S&P downgrades Greece to selective default (by Wallace Witkowski)
SAN FRANCISCO (MarketWatch) -- Standard & Poor's said late Monday it downgraded the sovereign credit ratings of Greece to selective default, or SD, because collective action clauses recently put into certain debt agreements. S&P had previously had a CC long-term rating and a C short-term rating on Greece. "The effect of a CAC is to bind all bondholders of a particular series to amended bond payment terms in the event that a predefined quorum of creditors has agreed to do so," S&P said in a statement. "In our opinion, Greece's retroactive insertion of CACs materially changes the original terms of the affected debt and constitutes the launch of what we consider to be a distressed debt restructuring." In a response, the Greek finance ministry said the SD rating was expected and will have no impact on the country's banking sector.

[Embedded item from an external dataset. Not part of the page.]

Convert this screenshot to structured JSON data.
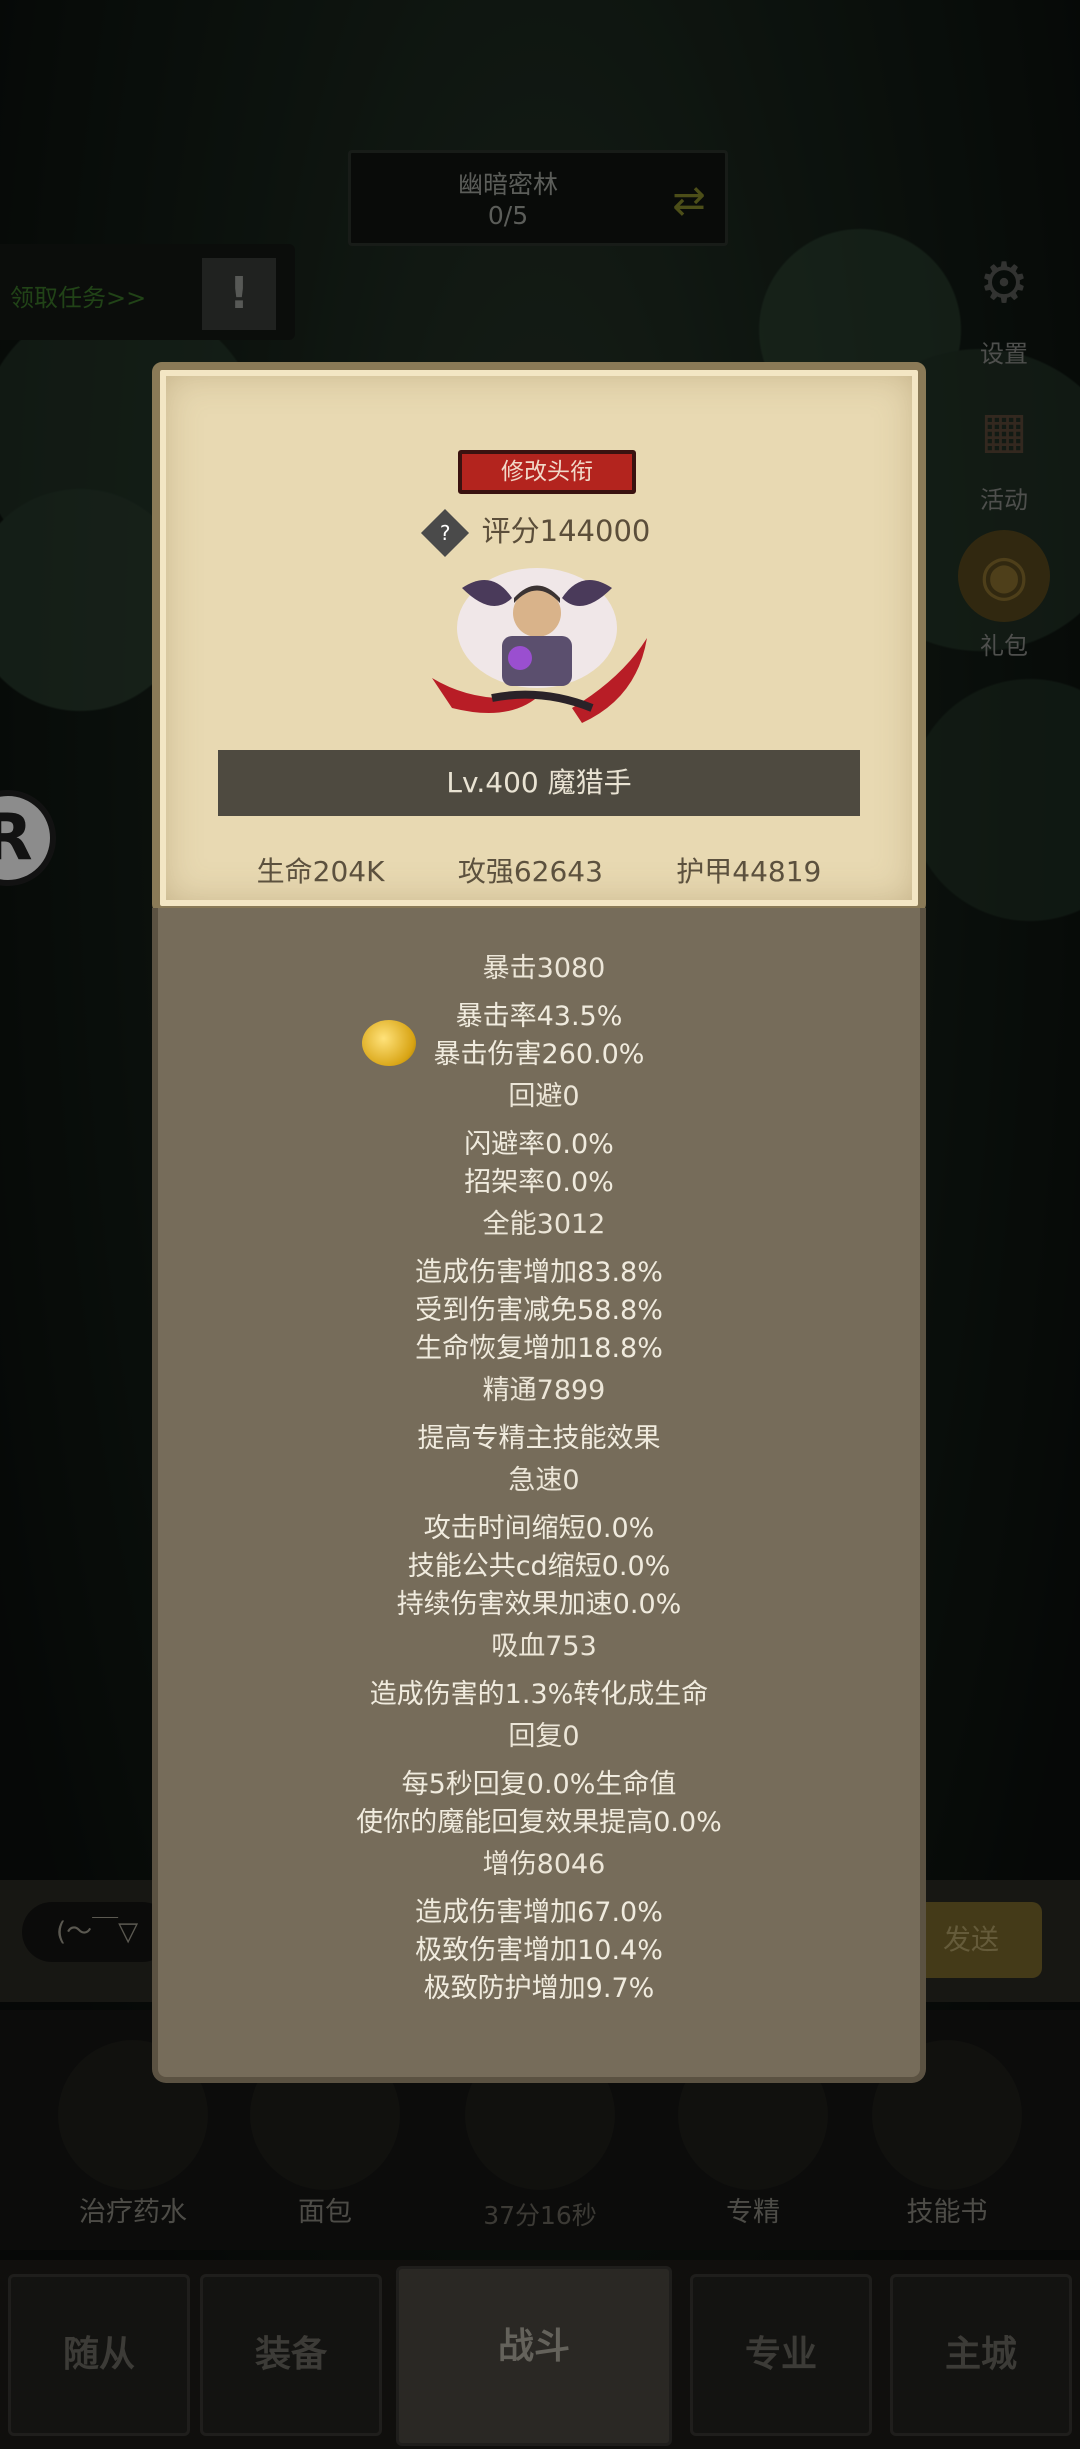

German parliament approves second Greek bailout (by William L. Watts)
FRANKFURT (MarketWatch) -- Germany's parliament on Monday backed the 130 billion euro ($174 billion) bailout for Greece. The Bundestag approved the plan, which was agreed by euro-zone finance ministers last week, in a 496-to-90 vote, with five abstentions. That gives German Chancellor Angela Merkel permission to back the bailout when European Union leaders gather later this week at a summit meeting to formally approve the package. Earlier, Merkel urged lawmakers to back the package but acknowledged there was no guarantee it would succeed.